WHAT IS EXPECTED
Pictures excluded, copy all of the data below exactly.

Element data from apps and pages
════
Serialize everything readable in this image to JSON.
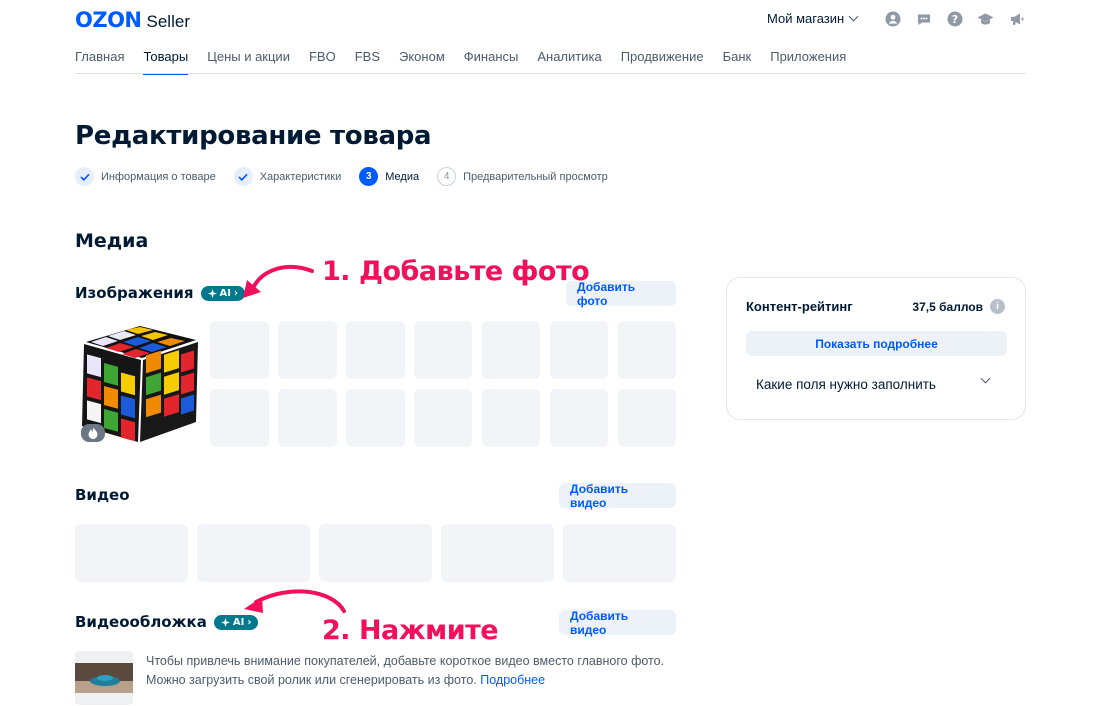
{
  "header": {
    "logo_brand": "OZON",
    "logo_product": "Seller",
    "store_label": "Мой магазин",
    "icons": [
      "user-icon",
      "chat-icon",
      "help-icon",
      "education-icon",
      "announcement-icon"
    ]
  },
  "nav": {
    "items": [
      "Главная",
      "Товары",
      "Цены и акции",
      "FBO",
      "FBS",
      "Эконом",
      "Финансы",
      "Аналитика",
      "Продвижение",
      "Банк",
      "Приложения"
    ],
    "active": "Товары"
  },
  "page": {
    "title": "Редактирование товара",
    "steps": [
      {
        "label": "Информация о товаре",
        "state": "done"
      },
      {
        "label": "Характеристики",
        "state": "done"
      },
      {
        "label": "Медиа",
        "state": "current",
        "number": "3"
      },
      {
        "label": "Предварительный просмотр",
        "state": "todo",
        "number": "4"
      }
    ]
  },
  "media": {
    "heading": "Медиа",
    "images": {
      "label": "Изображения",
      "ai_badge": "AI",
      "button": "Добавить фото"
    },
    "video": {
      "label": "Видео",
      "button": "Добавить видео"
    },
    "cover": {
      "label": "Видеообложка",
      "ai_badge": "AI",
      "button": "Добавить видео",
      "text_line1": "Чтобы привлечь внимание покупателей, добавьте короткое видео вместо главного фото.",
      "text_line2": "Можно загрузить свой ролик или сгенерировать из фото.",
      "link": "Подробнее"
    }
  },
  "rating": {
    "title": "Контент-рейтинг",
    "score": "37,5 баллов",
    "button": "Показать подробнее",
    "question": "Какие поля нужно заполнить"
  },
  "annotations": {
    "step1": "1. Добавьте фото",
    "step2": "2. Нажмите"
  },
  "colors": {
    "accent": "#005bff",
    "ai_badge": "#00798c",
    "annotation": "#f2105c"
  }
}
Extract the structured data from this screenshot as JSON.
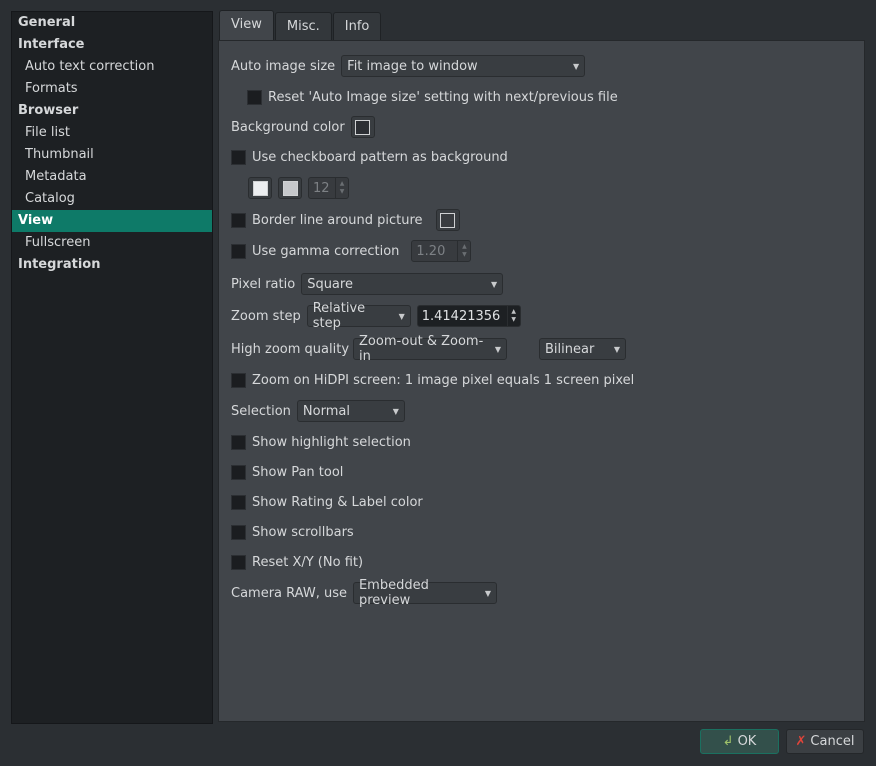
{
  "sidebar": {
    "items": [
      {
        "label": "General",
        "type": "h"
      },
      {
        "label": "Interface",
        "type": "h"
      },
      {
        "label": "Auto text correction",
        "type": "c"
      },
      {
        "label": "Formats",
        "type": "c"
      },
      {
        "label": "Browser",
        "type": "h"
      },
      {
        "label": "File list",
        "type": "c"
      },
      {
        "label": "Thumbnail",
        "type": "c"
      },
      {
        "label": "Metadata",
        "type": "c"
      },
      {
        "label": "Catalog",
        "type": "c"
      },
      {
        "label": "View",
        "type": "h",
        "selected": true
      },
      {
        "label": "Fullscreen",
        "type": "c"
      },
      {
        "label": "Integration",
        "type": "h"
      }
    ]
  },
  "tabs": [
    "View",
    "Misc.",
    "Info"
  ],
  "view": {
    "auto_image_size_label": "Auto image size",
    "auto_image_size_value": "Fit image to window",
    "reset_auto": "Reset 'Auto Image size' setting with next/previous file",
    "bg_color_label": "Background color",
    "checkboard": "Use checkboard pattern as background",
    "checkboard_size": "12",
    "border_line": "Border line around picture",
    "gamma": "Use gamma correction",
    "gamma_value": "1.20",
    "pixel_ratio_label": "Pixel ratio",
    "pixel_ratio_value": "Square",
    "zoom_step_label": "Zoom step",
    "zoom_step_value": "Relative step",
    "zoom_step_number": "1.41421356",
    "high_zoom_label": "High zoom quality",
    "high_zoom_value": "Zoom-out & Zoom-in",
    "high_zoom_filter": "Bilinear",
    "hidpi": "Zoom on HiDPI screen: 1 image pixel equals 1 screen pixel",
    "selection_label": "Selection",
    "selection_value": "Normal",
    "highlight": "Show highlight selection",
    "pan": "Show Pan tool",
    "rating": "Show Rating & Label color",
    "scrollbars": "Show scrollbars",
    "reset_xy": "Reset X/Y (No fit)",
    "raw_label": "Camera RAW, use",
    "raw_value": "Embedded preview"
  },
  "buttons": {
    "ok": "OK",
    "cancel": "Cancel"
  }
}
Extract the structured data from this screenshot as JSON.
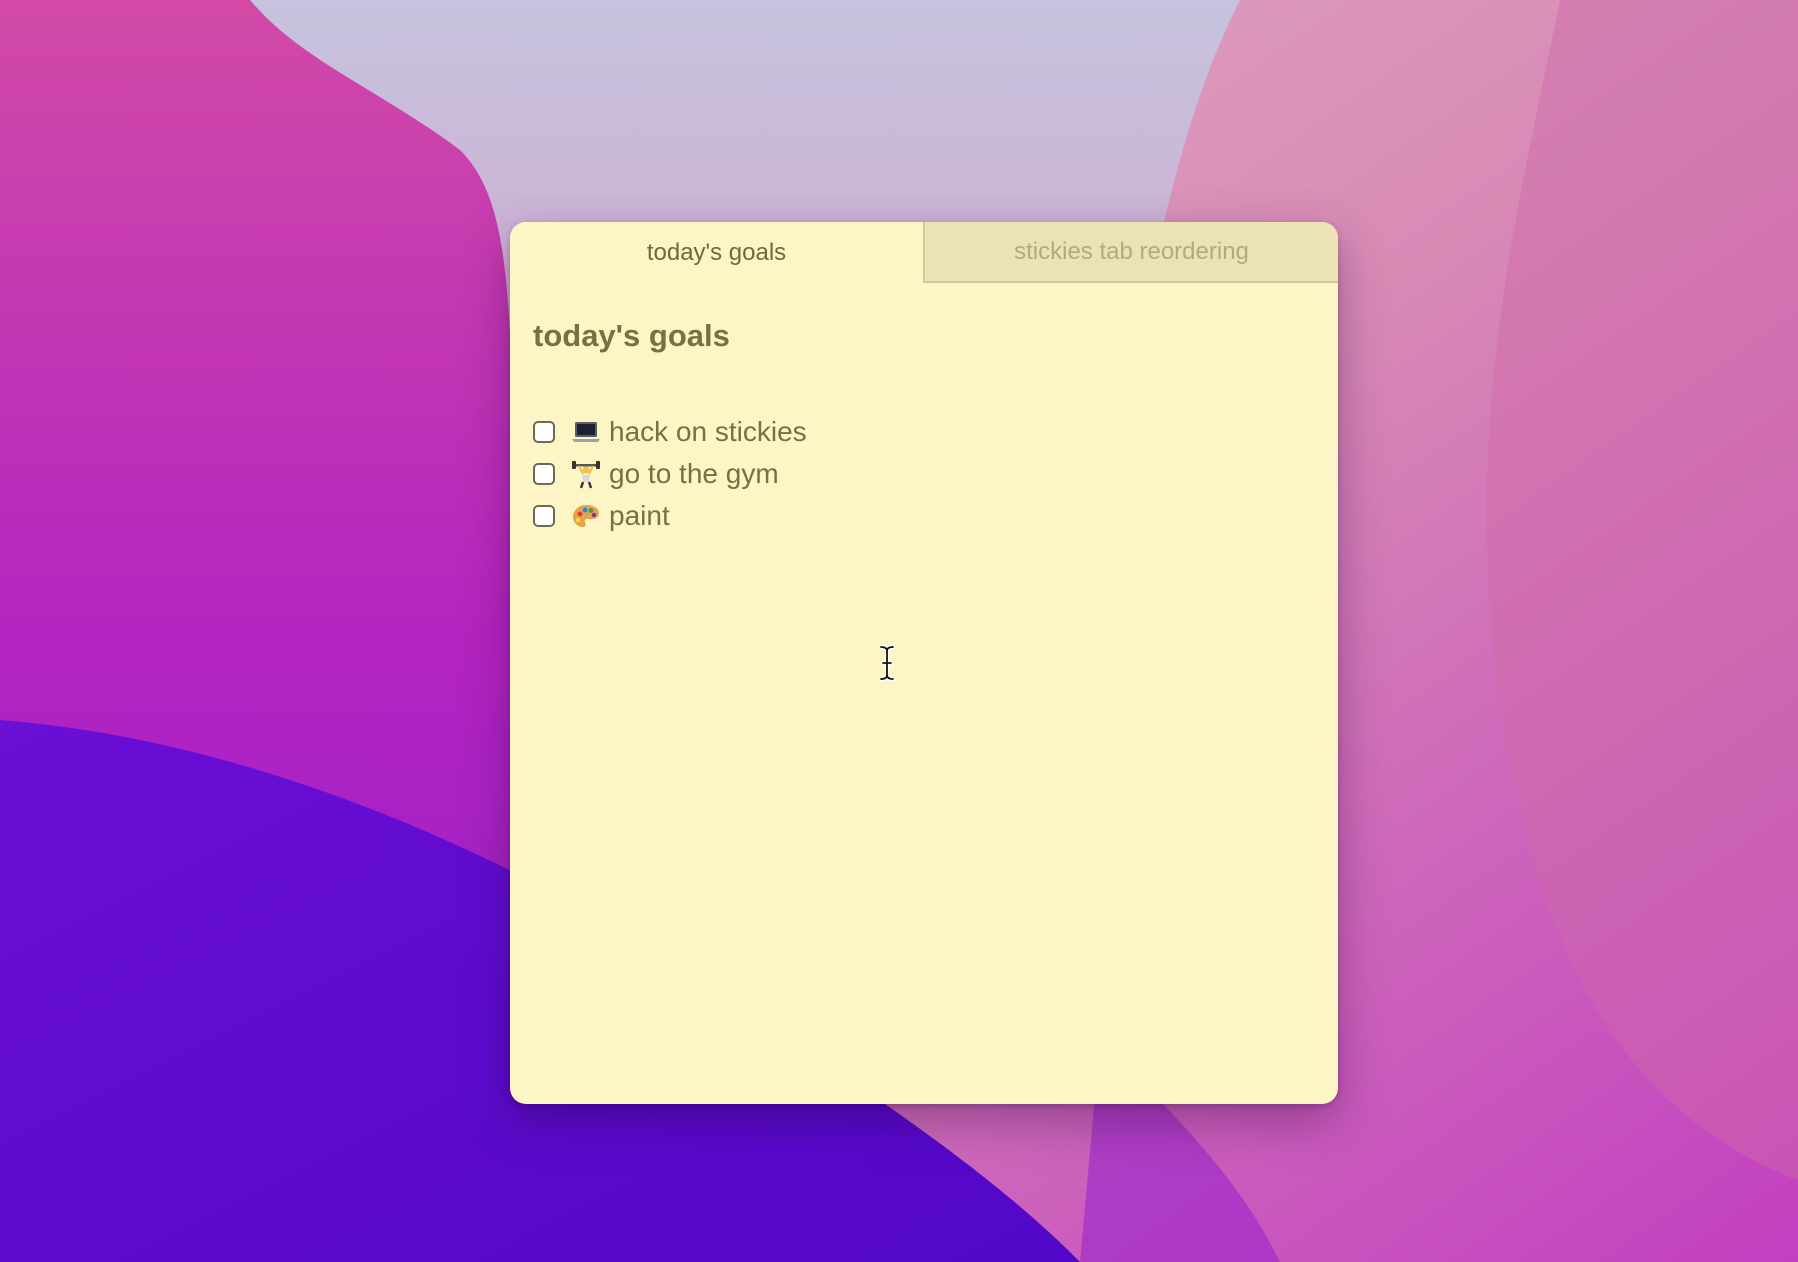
{
  "window": {
    "tabs": [
      {
        "label": "today's goals",
        "active": true
      },
      {
        "label": "stickies tab reordering",
        "active": false
      }
    ]
  },
  "note": {
    "title": "today's goals",
    "checklist": [
      {
        "label": "hack on stickies",
        "icon": "laptop-icon",
        "checked": false
      },
      {
        "label": "go to the gym",
        "icon": "weightlifter-icon",
        "checked": false
      },
      {
        "label": "paint",
        "icon": "artist-palette-icon",
        "checked": false
      }
    ]
  },
  "colors": {
    "note_background": "#fef5c7",
    "inactive_tab": "#ebe2b5",
    "text": "#77723a",
    "inactive_text": "#b3ab7c"
  }
}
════
RESPONSE TO THIS EXERCISE
Serialize everything readable in this image to JSON.
{
  "header": {
    "logo_brand": "OZON",
    "logo_product": "Seller",
    "store_label": "Мой магазин",
    "icons": [
      "user-icon",
      "chat-icon",
      "help-icon",
      "education-icon",
      "announcement-icon"
    ]
  },
  "nav": {
    "items": [
      "Главная",
      "Товары",
      "Цены и акции",
      "FBO",
      "FBS",
      "Эконом",
      "Финансы",
      "Аналитика",
      "Продвижение",
      "Банк",
      "Приложения"
    ],
    "active": "Товары"
  },
  "page": {
    "title": "Редактирование товара",
    "steps": [
      {
        "label": "Информация о товаре",
        "state": "done"
      },
      {
        "label": "Характеристики",
        "state": "done"
      },
      {
        "label": "Медиа",
        "state": "current",
        "number": "3"
      },
      {
        "label": "Предварительный просмотр",
        "state": "todo",
        "number": "4"
      }
    ]
  },
  "media": {
    "heading": "Медиа",
    "images": {
      "label": "Изображения",
      "ai_badge": "AI",
      "button": "Добавить фото"
    },
    "video": {
      "label": "Видео",
      "button": "Добавить видео"
    },
    "cover": {
      "label": "Видеообложка",
      "ai_badge": "AI",
      "button": "Добавить видео",
      "text_line1": "Чтобы привлечь внимание покупателей, добавьте короткое видео вместо главного фото.",
      "text_line2": "Можно загрузить свой ролик или сгенерировать из фото.",
      "link": "Подробнее"
    }
  },
  "rating": {
    "title": "Контент-рейтинг",
    "score": "37,5 баллов",
    "button": "Показать подробнее",
    "question": "Какие поля нужно заполнить"
  },
  "annotations": {
    "step1": "1. Добавьте фото",
    "step2": "2. Нажмите"
  },
  "colors": {
    "accent": "#005bff",
    "ai_badge": "#00798c",
    "annotation": "#f2105c"
  }
}
Extract the structured data from this screenshot as JSON.
{
  "sidebar": {
    "items": [
      {
        "label": "General",
        "type": "h"
      },
      {
        "label": "Interface",
        "type": "h"
      },
      {
        "label": "Auto text correction",
        "type": "c"
      },
      {
        "label": "Formats",
        "type": "c"
      },
      {
        "label": "Browser",
        "type": "h"
      },
      {
        "label": "File list",
        "type": "c"
      },
      {
        "label": "Thumbnail",
        "type": "c"
      },
      {
        "label": "Metadata",
        "type": "c"
      },
      {
        "label": "Catalog",
        "type": "c"
      },
      {
        "label": "View",
        "type": "h",
        "selected": true
      },
      {
        "label": "Fullscreen",
        "type": "c"
      },
      {
        "label": "Integration",
        "type": "h"
      }
    ]
  },
  "tabs": [
    "View",
    "Misc.",
    "Info"
  ],
  "view": {
    "auto_image_size_label": "Auto image size",
    "auto_image_size_value": "Fit image to window",
    "reset_auto": "Reset 'Auto Image size' setting with next/previous file",
    "bg_color_label": "Background color",
    "checkboard": "Use checkboard pattern as background",
    "checkboard_size": "12",
    "border_line": "Border line around picture",
    "gamma": "Use gamma correction",
    "gamma_value": "1.20",
    "pixel_ratio_label": "Pixel ratio",
    "pixel_ratio_value": "Square",
    "zoom_step_label": "Zoom step",
    "zoom_step_value": "Relative step",
    "zoom_step_number": "1.41421356",
    "high_zoom_label": "High zoom quality",
    "high_zoom_value": "Zoom-out & Zoom-in",
    "high_zoom_filter": "Bilinear",
    "hidpi": "Zoom on HiDPI screen: 1 image pixel equals 1 screen pixel",
    "selection_label": "Selection",
    "selection_value": "Normal",
    "highlight": "Show highlight selection",
    "pan": "Show Pan tool",
    "rating": "Show Rating & Label color",
    "scrollbars": "Show scrollbars",
    "reset_xy": "Reset X/Y (No fit)",
    "raw_label": "Camera RAW, use",
    "raw_value": "Embedded preview"
  },
  "buttons": {
    "ok": "OK",
    "cancel": "Cancel"
  }
}
Extract the structured data from this screenshot as JSON.
{
  "window": {
    "tabs": [
      {
        "label": "today's goals",
        "active": true
      },
      {
        "label": "stickies tab reordering",
        "active": false
      }
    ]
  },
  "note": {
    "title": "today's goals",
    "checklist": [
      {
        "label": "hack on stickies",
        "icon": "laptop-icon",
        "checked": false
      },
      {
        "label": "go to the gym",
        "icon": "weightlifter-icon",
        "checked": false
      },
      {
        "label": "paint",
        "icon": "artist-palette-icon",
        "checked": false
      }
    ]
  },
  "colors": {
    "note_background": "#fef5c7",
    "inactive_tab": "#ebe2b5",
    "text": "#77723a",
    "inactive_text": "#b3ab7c"
  }
}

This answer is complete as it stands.